Securing the rights to use prerecorded music in your film is even more complicated because there are two distinct copyrights in any one song: The composition (the music and lyrics) and the master recording (the version of the song that you know, recorded by a distinct artist or band). You need to obtain licenses from both the owner of the copyright in the musical composition (referred to as a “synchronization license” because you are “synchronizing” the composition with your film) and the owner of the master recording that embodies the particular performance of the song that you want to use (a “master use” license). You will have to pay for both of these as well.

I hope this is helpful. Good luck and next time, lock up those clearances early!

Chad Fitzgerald, an attorney at Kinsella Weitzman Iser Kump & Aldisert, a high-profile, L.A.-based entertainment litigation firm, specializes in entertainment and business litigation as well as transactional matters for entertainment industry clients. He has represented actors, musicians, professional athletes, and production and distribution entities, as well as clients in the toy, apparel, yoga, and diamond industries, entertainment guilds, personal and business managers, and talent agents and agencies in disputes in California and federal courts as well as before the California Labor Commissioner and the guilds. Mr. Fitzgerald handles contract, profit participation, financing, distribution, copyright, and trademark disputes in the entertainment industry as well as business litigation matters involving contracts, sales, employment, partnership and franchise disputes, fraud, trade secrets, rights of privacy, and defamation. He also negotiates agreements for intellectual property rights holders, entertainment industry executives, producers, and independent filmmakers.

The answers to legal questions provided by the lawyers of Kinsella Weitzman Iser Kump & Aldisert, LLP (“KWIKA”) are for general education and information purposes only, and are not legal advice or legal opinions. The information provided in the articles is not intended to create a lawyer-client relationship between KWIKA and you. The opinions expressed in the postings are the opinions of the authors and do not reflect the opinions of KWIKA, its employees or agents.

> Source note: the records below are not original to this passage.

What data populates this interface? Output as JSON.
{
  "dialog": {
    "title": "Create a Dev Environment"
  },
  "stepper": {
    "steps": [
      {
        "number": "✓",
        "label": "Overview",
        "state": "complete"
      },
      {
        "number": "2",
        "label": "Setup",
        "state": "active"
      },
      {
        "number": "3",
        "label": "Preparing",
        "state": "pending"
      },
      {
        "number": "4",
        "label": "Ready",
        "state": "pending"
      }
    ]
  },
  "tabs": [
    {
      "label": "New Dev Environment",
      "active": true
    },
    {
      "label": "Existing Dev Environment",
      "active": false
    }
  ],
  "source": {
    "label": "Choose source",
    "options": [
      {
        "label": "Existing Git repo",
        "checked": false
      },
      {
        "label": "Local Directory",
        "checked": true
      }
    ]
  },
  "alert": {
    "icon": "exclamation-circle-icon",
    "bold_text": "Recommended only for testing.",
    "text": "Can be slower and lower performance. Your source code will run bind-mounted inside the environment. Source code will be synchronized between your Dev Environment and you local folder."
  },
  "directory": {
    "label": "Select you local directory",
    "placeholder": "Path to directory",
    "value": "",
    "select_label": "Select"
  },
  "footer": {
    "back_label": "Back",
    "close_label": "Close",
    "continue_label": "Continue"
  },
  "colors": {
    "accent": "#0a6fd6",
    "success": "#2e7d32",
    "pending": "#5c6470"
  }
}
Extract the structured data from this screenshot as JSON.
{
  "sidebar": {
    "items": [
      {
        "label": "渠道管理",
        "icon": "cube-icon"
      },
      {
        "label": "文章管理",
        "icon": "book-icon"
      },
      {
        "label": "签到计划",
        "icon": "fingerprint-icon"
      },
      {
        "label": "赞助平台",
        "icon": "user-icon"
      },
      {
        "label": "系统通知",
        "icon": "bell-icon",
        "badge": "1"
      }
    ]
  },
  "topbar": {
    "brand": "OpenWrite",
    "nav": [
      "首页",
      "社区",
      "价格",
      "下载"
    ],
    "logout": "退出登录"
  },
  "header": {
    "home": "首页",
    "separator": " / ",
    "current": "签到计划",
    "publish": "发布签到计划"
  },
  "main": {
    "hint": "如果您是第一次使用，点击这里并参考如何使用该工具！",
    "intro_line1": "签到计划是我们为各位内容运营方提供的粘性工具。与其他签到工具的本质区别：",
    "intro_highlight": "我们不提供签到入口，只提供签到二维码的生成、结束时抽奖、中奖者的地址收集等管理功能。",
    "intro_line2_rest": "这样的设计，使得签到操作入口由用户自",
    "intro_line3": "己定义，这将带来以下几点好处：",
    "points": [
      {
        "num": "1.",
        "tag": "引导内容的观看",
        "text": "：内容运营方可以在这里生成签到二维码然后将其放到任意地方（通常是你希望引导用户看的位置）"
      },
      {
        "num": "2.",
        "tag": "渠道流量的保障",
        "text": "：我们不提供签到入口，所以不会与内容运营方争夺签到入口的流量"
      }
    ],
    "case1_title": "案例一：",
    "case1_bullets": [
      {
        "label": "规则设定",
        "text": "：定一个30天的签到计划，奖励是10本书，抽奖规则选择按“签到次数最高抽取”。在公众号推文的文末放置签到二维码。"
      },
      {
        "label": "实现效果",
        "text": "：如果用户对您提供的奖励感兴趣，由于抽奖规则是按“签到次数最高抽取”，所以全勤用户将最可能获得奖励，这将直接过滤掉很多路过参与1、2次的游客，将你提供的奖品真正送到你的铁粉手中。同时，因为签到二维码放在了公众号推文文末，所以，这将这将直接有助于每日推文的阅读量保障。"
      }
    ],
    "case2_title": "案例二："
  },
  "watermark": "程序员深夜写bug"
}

Continue Reading
Click to comment

Leave a Reply

Your email address will not be published. Required fields are marked *

More in Cinema Law

To Top